BRIEF: Your answer should consist of the lines below that hold the word "title".

DATA TO PROCESS:
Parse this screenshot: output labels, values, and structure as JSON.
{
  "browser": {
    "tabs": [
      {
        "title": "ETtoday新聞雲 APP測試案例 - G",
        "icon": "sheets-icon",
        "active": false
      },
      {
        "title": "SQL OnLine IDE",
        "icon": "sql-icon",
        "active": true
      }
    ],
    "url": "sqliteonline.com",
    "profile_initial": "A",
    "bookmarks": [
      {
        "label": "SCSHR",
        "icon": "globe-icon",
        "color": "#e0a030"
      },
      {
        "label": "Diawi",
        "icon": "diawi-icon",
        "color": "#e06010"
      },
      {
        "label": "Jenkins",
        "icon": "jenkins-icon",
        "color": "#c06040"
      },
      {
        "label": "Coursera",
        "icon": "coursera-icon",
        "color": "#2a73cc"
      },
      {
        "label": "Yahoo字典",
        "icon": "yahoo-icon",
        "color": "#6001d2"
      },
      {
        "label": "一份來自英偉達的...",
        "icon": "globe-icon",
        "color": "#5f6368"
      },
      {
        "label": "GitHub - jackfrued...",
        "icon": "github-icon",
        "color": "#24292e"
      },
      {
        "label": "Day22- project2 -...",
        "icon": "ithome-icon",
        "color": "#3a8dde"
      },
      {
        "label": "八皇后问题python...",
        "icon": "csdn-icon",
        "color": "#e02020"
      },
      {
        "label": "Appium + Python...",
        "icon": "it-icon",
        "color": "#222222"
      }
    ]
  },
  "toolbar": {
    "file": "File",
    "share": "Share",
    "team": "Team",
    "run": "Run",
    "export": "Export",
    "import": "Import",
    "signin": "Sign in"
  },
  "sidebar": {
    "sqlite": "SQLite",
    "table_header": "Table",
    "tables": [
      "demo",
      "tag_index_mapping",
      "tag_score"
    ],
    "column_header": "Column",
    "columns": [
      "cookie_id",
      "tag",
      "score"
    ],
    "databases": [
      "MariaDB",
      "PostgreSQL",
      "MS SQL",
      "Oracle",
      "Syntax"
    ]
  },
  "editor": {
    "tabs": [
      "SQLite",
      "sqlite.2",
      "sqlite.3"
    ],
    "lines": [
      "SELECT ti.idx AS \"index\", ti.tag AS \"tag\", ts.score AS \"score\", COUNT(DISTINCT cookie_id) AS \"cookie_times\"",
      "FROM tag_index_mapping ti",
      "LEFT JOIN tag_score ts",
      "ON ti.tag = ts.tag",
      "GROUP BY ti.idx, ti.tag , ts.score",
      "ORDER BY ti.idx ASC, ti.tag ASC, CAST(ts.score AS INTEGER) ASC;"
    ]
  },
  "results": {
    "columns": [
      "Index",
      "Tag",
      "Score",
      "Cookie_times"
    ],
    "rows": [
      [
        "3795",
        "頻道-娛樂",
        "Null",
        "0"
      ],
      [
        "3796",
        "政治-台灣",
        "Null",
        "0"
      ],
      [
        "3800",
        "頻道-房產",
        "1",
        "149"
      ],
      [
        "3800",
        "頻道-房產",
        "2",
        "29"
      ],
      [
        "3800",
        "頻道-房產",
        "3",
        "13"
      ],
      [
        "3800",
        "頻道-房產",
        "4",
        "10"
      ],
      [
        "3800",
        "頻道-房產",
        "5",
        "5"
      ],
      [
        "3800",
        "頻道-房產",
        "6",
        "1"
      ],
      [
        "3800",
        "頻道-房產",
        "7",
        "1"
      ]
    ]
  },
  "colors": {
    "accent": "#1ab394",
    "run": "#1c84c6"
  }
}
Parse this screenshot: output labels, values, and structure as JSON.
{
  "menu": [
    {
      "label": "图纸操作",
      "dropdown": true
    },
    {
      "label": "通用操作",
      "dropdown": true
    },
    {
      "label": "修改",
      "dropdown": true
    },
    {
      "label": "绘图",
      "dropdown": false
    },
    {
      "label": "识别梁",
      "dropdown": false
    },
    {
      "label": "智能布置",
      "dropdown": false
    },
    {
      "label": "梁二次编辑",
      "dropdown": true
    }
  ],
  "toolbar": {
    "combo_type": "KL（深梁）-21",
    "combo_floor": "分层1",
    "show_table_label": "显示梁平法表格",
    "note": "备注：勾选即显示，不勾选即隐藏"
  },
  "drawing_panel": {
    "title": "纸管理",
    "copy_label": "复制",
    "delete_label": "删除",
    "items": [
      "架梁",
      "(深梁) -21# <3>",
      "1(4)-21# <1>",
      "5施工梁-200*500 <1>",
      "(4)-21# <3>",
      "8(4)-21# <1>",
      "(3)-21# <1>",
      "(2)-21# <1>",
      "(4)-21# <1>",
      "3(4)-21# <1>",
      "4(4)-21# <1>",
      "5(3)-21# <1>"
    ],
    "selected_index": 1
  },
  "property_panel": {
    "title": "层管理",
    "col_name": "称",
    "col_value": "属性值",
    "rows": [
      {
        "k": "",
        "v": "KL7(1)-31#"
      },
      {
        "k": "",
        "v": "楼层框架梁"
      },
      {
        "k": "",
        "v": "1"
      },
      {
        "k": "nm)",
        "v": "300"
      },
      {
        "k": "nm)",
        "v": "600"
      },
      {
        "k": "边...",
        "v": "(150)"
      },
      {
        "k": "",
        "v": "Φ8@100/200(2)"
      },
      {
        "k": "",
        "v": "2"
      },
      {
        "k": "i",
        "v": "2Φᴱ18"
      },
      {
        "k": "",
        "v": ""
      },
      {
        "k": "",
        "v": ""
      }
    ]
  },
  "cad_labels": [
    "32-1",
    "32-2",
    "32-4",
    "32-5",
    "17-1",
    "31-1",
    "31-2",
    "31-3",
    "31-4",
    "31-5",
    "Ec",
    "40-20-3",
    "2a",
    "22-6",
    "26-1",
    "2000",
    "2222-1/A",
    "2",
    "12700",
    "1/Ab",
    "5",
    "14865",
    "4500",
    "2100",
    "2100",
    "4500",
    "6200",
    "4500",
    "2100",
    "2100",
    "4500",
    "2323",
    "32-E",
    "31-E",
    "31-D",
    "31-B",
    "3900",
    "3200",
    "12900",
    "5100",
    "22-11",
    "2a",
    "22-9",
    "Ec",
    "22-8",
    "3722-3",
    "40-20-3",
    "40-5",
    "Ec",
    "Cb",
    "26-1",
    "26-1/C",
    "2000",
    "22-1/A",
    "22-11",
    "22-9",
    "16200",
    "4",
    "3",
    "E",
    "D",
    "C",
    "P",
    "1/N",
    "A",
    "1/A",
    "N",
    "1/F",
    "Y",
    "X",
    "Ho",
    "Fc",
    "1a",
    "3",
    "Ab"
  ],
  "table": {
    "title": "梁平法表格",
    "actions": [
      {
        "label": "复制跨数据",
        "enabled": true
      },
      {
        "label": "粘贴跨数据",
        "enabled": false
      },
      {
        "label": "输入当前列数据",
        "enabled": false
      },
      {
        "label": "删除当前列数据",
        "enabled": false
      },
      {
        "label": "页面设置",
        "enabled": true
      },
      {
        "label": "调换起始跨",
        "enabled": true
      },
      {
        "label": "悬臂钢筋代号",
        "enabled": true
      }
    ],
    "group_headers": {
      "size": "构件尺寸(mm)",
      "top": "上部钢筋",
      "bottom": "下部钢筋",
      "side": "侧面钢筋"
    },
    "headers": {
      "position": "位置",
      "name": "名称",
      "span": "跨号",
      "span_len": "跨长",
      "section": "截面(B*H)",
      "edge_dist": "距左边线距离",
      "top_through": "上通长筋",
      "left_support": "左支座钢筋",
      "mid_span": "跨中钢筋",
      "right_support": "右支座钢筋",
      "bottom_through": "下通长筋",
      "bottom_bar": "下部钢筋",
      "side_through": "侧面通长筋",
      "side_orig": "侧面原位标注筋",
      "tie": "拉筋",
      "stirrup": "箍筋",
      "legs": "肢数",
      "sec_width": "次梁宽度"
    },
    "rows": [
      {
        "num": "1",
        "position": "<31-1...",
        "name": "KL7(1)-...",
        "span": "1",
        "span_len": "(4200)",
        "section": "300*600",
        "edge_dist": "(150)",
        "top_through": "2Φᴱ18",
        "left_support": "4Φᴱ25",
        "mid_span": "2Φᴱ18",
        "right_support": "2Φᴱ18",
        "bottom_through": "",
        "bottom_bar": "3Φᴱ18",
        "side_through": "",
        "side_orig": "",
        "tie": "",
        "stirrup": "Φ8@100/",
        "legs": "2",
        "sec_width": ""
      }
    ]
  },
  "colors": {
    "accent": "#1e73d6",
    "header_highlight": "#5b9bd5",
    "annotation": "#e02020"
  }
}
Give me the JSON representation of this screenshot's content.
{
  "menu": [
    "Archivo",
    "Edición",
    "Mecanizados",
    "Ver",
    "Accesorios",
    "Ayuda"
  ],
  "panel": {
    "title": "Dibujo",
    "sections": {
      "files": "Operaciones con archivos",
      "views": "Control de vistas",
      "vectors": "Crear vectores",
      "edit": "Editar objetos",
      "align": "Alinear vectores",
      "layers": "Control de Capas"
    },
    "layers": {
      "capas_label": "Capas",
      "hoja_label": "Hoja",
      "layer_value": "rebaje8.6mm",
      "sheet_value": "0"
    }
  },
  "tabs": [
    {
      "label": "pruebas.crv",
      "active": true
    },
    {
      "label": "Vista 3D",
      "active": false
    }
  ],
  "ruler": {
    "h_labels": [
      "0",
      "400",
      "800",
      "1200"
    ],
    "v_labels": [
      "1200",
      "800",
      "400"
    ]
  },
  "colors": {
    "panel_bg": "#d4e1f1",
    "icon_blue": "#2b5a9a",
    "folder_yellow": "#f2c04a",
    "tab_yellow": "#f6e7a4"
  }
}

RESPONSE TO THIS EXERCISE:
        "title": "ETtoday新聞雲 APP測試案例 - G",
        "title": "SQL OnLine IDE",
    "title": "纸管理",
    "title": "层管理",
    "title": "梁平法表格",
    "title": "Dibujo",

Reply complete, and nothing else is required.